## Data about app and page elements
-----

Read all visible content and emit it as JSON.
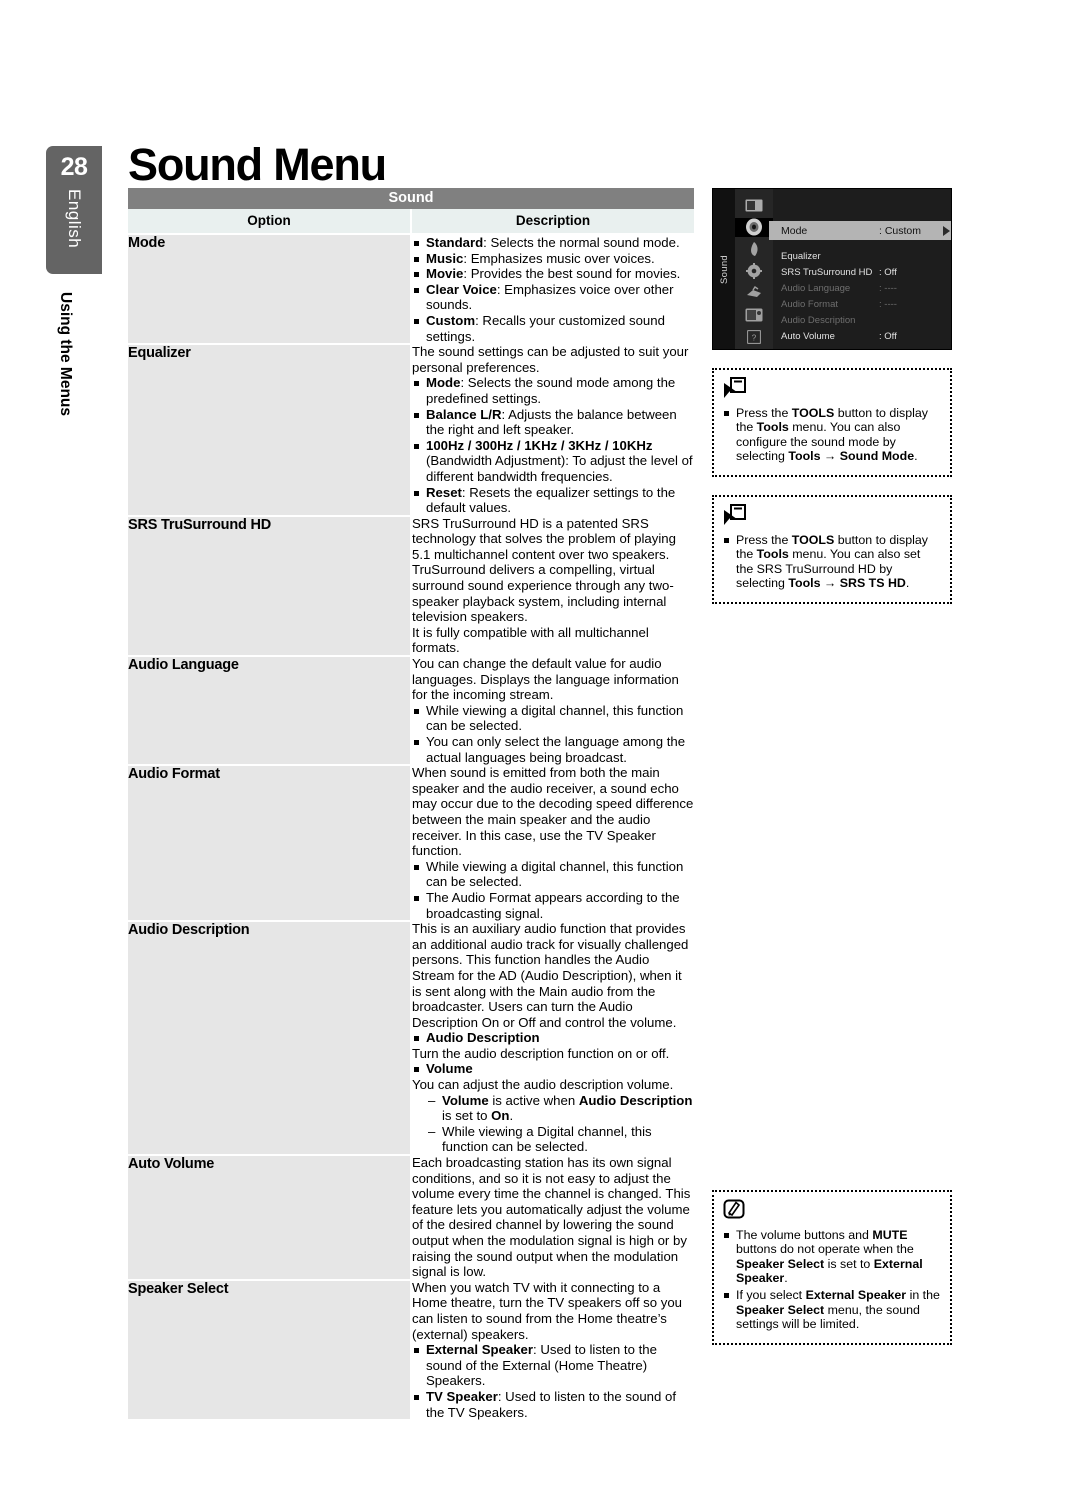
{
  "page": {
    "number": "28",
    "language": "English",
    "section": "Using the Menus",
    "title": "Sound Menu"
  },
  "table": {
    "title": "Sound",
    "columns": [
      "Option",
      "Description"
    ],
    "rows": [
      {
        "option": "Mode",
        "intro": [],
        "bullets": [
          {
            "lead": "Standard",
            "text": ": Selects the normal sound mode."
          },
          {
            "lead": "Music",
            "text": ": Emphasizes music over voices."
          },
          {
            "lead": "Movie",
            "text": ": Provides the best sound for movies."
          },
          {
            "lead": "Clear Voice",
            "text": ": Emphasizes voice over other sounds."
          },
          {
            "lead": "Custom",
            "text": ": Recalls your customized sound settings."
          }
        ]
      },
      {
        "option": "Equalizer",
        "intro": [
          "The sound settings can be adjusted to suit your personal preferences."
        ],
        "bullets": [
          {
            "lead": "Mode",
            "text": ": Selects the sound mode among the predefined settings."
          },
          {
            "lead": "Balance L/R",
            "text": ": Adjusts the balance between the right and left speaker."
          },
          {
            "lead": "100Hz / 300Hz / 1KHz / 3KHz / 10KHz",
            "text": " (Bandwidth Adjustment): To adjust the level of different bandwidth frequencies."
          },
          {
            "lead": "Reset",
            "text": ": Resets the equalizer settings to the default values."
          }
        ]
      },
      {
        "option": "SRS TruSurround HD",
        "intro": [
          "SRS TruSurround HD is a patented SRS technology that solves the problem of playing 5.1 multichannel content over two speakers. TruSurround delivers a compelling, virtual surround sound experience through any two-speaker playback system, including internal television speakers.",
          "It is fully compatible with all multichannel formats."
        ],
        "bullets": []
      },
      {
        "option": "Audio Language",
        "intro": [
          "You can change the default value for audio languages. Displays the language information for the incoming stream."
        ],
        "bullets": [
          {
            "lead": "",
            "text": "While viewing a digital channel, this function can be selected."
          },
          {
            "lead": "",
            "text": "You can only select the language among the actual languages being broadcast."
          }
        ]
      },
      {
        "option": "Audio Format",
        "intro": [
          "When sound is emitted from both the main speaker and the audio receiver, a sound echo may occur due to the decoding speed difference between the main speaker and the audio receiver. In this case, use the TV Speaker function."
        ],
        "bullets": [
          {
            "lead": "",
            "text": "While viewing a digital channel, this function can be selected."
          },
          {
            "lead": "",
            "text": "The Audio Format appears according to the broadcasting signal."
          }
        ]
      },
      {
        "option": "Audio Description",
        "intro": [
          "This is an auxiliary audio function that provides an additional audio track for visually challenged persons. This function handles the Audio Stream for the AD (Audio Description), when it is sent along with the Main audio from the broadcaster. Users can turn the Audio Description On or Off and control the volume."
        ],
        "bullets": [],
        "custom": true
      },
      {
        "option": "Auto Volume",
        "intro": [
          "Each broadcasting station has its own signal conditions, and so it is not easy to adjust the volume every time the channel is changed. This feature lets you automatically adjust the volume of the desired channel by lowering the sound output when the modulation signal is high or by raising the sound output when the modulation signal is low."
        ],
        "bullets": []
      },
      {
        "option": "Speaker Select",
        "intro": [
          "When you watch TV with it connecting to a Home theatre, turn the TV speakers off so you can listen to sound from the Home theatre’s (external) speakers."
        ],
        "bullets": [
          {
            "lead": "External Speaker",
            "text": ": Used to listen to the sound of the External (Home Theatre) Speakers."
          },
          {
            "lead": "TV Speaker",
            "text": ": Used to listen to the sound of the TV Speakers."
          }
        ]
      }
    ]
  },
  "audio_description_block": {
    "bullet1": "Audio Description",
    "line1": "Turn the audio description function on or off.",
    "bullet2": "Volume",
    "line2": "You can adjust the audio description volume.",
    "dash1_a": "Volume",
    "dash1_b": " is active when ",
    "dash1_c": "Audio Description",
    "dash1_d": " is set to ",
    "dash1_e": "On",
    "dash1_f": ".",
    "dash2": "While viewing a Digital channel, this function can be selected."
  },
  "tv_osd": {
    "rail_label": "Sound",
    "icons": [
      "picture-icon",
      "sound-icon",
      "channel-icon",
      "setup-icon",
      "input-icon",
      "application-icon",
      "support-icon"
    ],
    "items": [
      {
        "label": "Mode",
        "value": ": Custom",
        "state": "selected"
      },
      {
        "label": "Equalizer",
        "value": "",
        "state": "normal"
      },
      {
        "label": "SRS TruSurround HD",
        "value": ": Off",
        "state": "normal"
      },
      {
        "label": "Audio Language",
        "value": ": ----",
        "state": "dim"
      },
      {
        "label": "Audio Format",
        "value": ": ----",
        "state": "dim"
      },
      {
        "label": "Audio Description",
        "value": "",
        "state": "dim"
      },
      {
        "label": "Auto Volume",
        "value": ": Off",
        "state": "normal"
      }
    ]
  },
  "notes": [
    {
      "icon": "tools-icon",
      "lines": [
        {
          "segments": [
            {
              "t": "Press the ",
              "b": false
            },
            {
              "t": "TOOLS",
              "b": true
            },
            {
              "t": " button to display the ",
              "b": false
            },
            {
              "t": "Tools",
              "b": true
            },
            {
              "t": " menu. You can also configure the sound mode by selecting ",
              "b": false
            },
            {
              "t": "Tools → Sound Mode",
              "b": true
            },
            {
              "t": ".",
              "b": false
            }
          ]
        }
      ]
    },
    {
      "icon": "tools-icon",
      "lines": [
        {
          "segments": [
            {
              "t": "Press the ",
              "b": false
            },
            {
              "t": "TOOLS",
              "b": true
            },
            {
              "t": " button to display the ",
              "b": false
            },
            {
              "t": "Tools",
              "b": true
            },
            {
              "t": " menu. You can also set the SRS TruSurround HD by selecting ",
              "b": false
            },
            {
              "t": "Tools → SRS TS HD",
              "b": true
            },
            {
              "t": ".",
              "b": false
            }
          ]
        }
      ]
    },
    {
      "icon": "note-pencil-icon",
      "lines": [
        {
          "segments": [
            {
              "t": "The volume buttons and ",
              "b": false
            },
            {
              "t": "MUTE",
              "b": true
            },
            {
              "t": " buttons do not operate when the ",
              "b": false
            },
            {
              "t": "Speaker Select",
              "b": true
            },
            {
              "t": " is set to ",
              "b": false
            },
            {
              "t": "External Speaker",
              "b": true
            },
            {
              "t": ".",
              "b": false
            }
          ]
        },
        {
          "segments": [
            {
              "t": "If you select ",
              "b": false
            },
            {
              "t": "External Speaker",
              "b": true
            },
            {
              "t": " in the ",
              "b": false
            },
            {
              "t": "Speaker Select",
              "b": true
            },
            {
              "t": " menu, the sound settings will be limited.",
              "b": false
            }
          ]
        }
      ]
    }
  ]
}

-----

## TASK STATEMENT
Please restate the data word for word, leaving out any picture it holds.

## ANSWER TO THIS PROBLEM
Read all visible content and emit it as JSON.
{
  "page": {
    "number": "28",
    "language": "English",
    "section": "Using the Menus",
    "title": "Sound Menu"
  },
  "table": {
    "title": "Sound",
    "columns": [
      "Option",
      "Description"
    ],
    "rows": [
      {
        "option": "Mode",
        "intro": [],
        "bullets": [
          {
            "lead": "Standard",
            "text": ": Selects the normal sound mode."
          },
          {
            "lead": "Music",
            "text": ": Emphasizes music over voices."
          },
          {
            "lead": "Movie",
            "text": ": Provides the best sound for movies."
          },
          {
            "lead": "Clear Voice",
            "text": ": Emphasizes voice over other sounds."
          },
          {
            "lead": "Custom",
            "text": ": Recalls your customized sound settings."
          }
        ]
      },
      {
        "option": "Equalizer",
        "intro": [
          "The sound settings can be adjusted to suit your personal preferences."
        ],
        "bullets": [
          {
            "lead": "Mode",
            "text": ": Selects the sound mode among the predefined settings."
          },
          {
            "lead": "Balance L/R",
            "text": ": Adjusts the balance between the right and left speaker."
          },
          {
            "lead": "100Hz / 300Hz / 1KHz / 3KHz / 10KHz",
            "text": " (Bandwidth Adjustment): To adjust the level of different bandwidth frequencies."
          },
          {
            "lead": "Reset",
            "text": ": Resets the equalizer settings to the default values."
          }
        ]
      },
      {
        "option": "SRS TruSurround HD",
        "intro": [
          "SRS TruSurround HD is a patented SRS technology that solves the problem of playing 5.1 multichannel content over two speakers. TruSurround delivers a compelling, virtual surround sound experience through any two-speaker playback system, including internal television speakers.",
          "It is fully compatible with all multichannel formats."
        ],
        "bullets": []
      },
      {
        "option": "Audio Language",
        "intro": [
          "You can change the default value for audio languages. Displays the language information for the incoming stream."
        ],
        "bullets": [
          {
            "lead": "",
            "text": "While viewing a digital channel, this function can be selected."
          },
          {
            "lead": "",
            "text": "You can only select the language among the actual languages being broadcast."
          }
        ]
      },
      {
        "option": "Audio Format",
        "intro": [
          "When sound is emitted from both the main speaker and the audio receiver, a sound echo may occur due to the decoding speed difference between the main speaker and the audio receiver. In this case, use the TV Speaker function."
        ],
        "bullets": [
          {
            "lead": "",
            "text": "While viewing a digital channel, this function can be selected."
          },
          {
            "lead": "",
            "text": "The Audio Format appears according to the broadcasting signal."
          }
        ]
      },
      {
        "option": "Audio Description",
        "intro": [
          "This is an auxiliary audio function that provides an additional audio track for visually challenged persons. This function handles the Audio Stream for the AD (Audio Description), when it is sent along with the Main audio from the broadcaster. Users can turn the Audio Description On or Off and control the volume."
        ],
        "bullets": [],
        "custom": true
      },
      {
        "option": "Auto Volume",
        "intro": [
          "Each broadcasting station has its own signal conditions, and so it is not easy to adjust the volume every time the channel is changed. This feature lets you automatically adjust the volume of the desired channel by lowering the sound output when the modulation signal is high or by raising the sound output when the modulation signal is low."
        ],
        "bullets": []
      },
      {
        "option": "Speaker Select",
        "intro": [
          "When you watch TV with it connecting to a Home theatre, turn the TV speakers off so you can listen to sound from the Home theatre’s (external) speakers."
        ],
        "bullets": [
          {
            "lead": "External Speaker",
            "text": ": Used to listen to the sound of the External (Home Theatre) Speakers."
          },
          {
            "lead": "TV Speaker",
            "text": ": Used to listen to the sound of the TV Speakers."
          }
        ]
      }
    ]
  },
  "audio_description_block": {
    "bullet1": "Audio Description",
    "line1": "Turn the audio description function on or off.",
    "bullet2": "Volume",
    "line2": "You can adjust the audio description volume.",
    "dash1_a": "Volume",
    "dash1_b": " is active when ",
    "dash1_c": "Audio Description",
    "dash1_d": " is set to ",
    "dash1_e": "On",
    "dash1_f": ".",
    "dash2": "While viewing a Digital channel, this function can be selected."
  },
  "tv_osd": {
    "rail_label": "Sound",
    "icons": [
      "picture-icon",
      "sound-icon",
      "channel-icon",
      "setup-icon",
      "input-icon",
      "application-icon",
      "support-icon"
    ],
    "items": [
      {
        "label": "Mode",
        "value": ": Custom",
        "state": "selected"
      },
      {
        "label": "Equalizer",
        "value": "",
        "state": "normal"
      },
      {
        "label": "SRS TruSurround HD",
        "value": ": Off",
        "state": "normal"
      },
      {
        "label": "Audio Language",
        "value": ": ----",
        "state": "dim"
      },
      {
        "label": "Audio Format",
        "value": ": ----",
        "state": "dim"
      },
      {
        "label": "Audio Description",
        "value": "",
        "state": "dim"
      },
      {
        "label": "Auto Volume",
        "value": ": Off",
        "state": "normal"
      }
    ]
  },
  "notes": [
    {
      "icon": "tools-icon",
      "lines": [
        {
          "segments": [
            {
              "t": "Press the ",
              "b": false
            },
            {
              "t": "TOOLS",
              "b": true
            },
            {
              "t": " button to display the ",
              "b": false
            },
            {
              "t": "Tools",
              "b": true
            },
            {
              "t": " menu. You can also configure the sound mode by selecting ",
              "b": false
            },
            {
              "t": "Tools → Sound Mode",
              "b": true
            },
            {
              "t": ".",
              "b": false
            }
          ]
        }
      ]
    },
    {
      "icon": "tools-icon",
      "lines": [
        {
          "segments": [
            {
              "t": "Press the ",
              "b": false
            },
            {
              "t": "TOOLS",
              "b": true
            },
            {
              "t": " button to display the ",
              "b": false
            },
            {
              "t": "Tools",
              "b": true
            },
            {
              "t": " menu. You can also set the SRS TruSurround HD by selecting ",
              "b": false
            },
            {
              "t": "Tools → SRS TS HD",
              "b": true
            },
            {
              "t": ".",
              "b": false
            }
          ]
        }
      ]
    },
    {
      "icon": "note-pencil-icon",
      "lines": [
        {
          "segments": [
            {
              "t": "The volume buttons and ",
              "b": false
            },
            {
              "t": "MUTE",
              "b": true
            },
            {
              "t": " buttons do not operate when the ",
              "b": false
            },
            {
              "t": "Speaker Select",
              "b": true
            },
            {
              "t": " is set to ",
              "b": false
            },
            {
              "t": "External Speaker",
              "b": true
            },
            {
              "t": ".",
              "b": false
            }
          ]
        },
        {
          "segments": [
            {
              "t": "If you select ",
              "b": false
            },
            {
              "t": "External Speaker",
              "b": true
            },
            {
              "t": " in the ",
              "b": false
            },
            {
              "t": "Speaker Select",
              "b": true
            },
            {
              "t": " menu, the sound settings will be limited.",
              "b": false
            }
          ]
        }
      ]
    }
  ]
}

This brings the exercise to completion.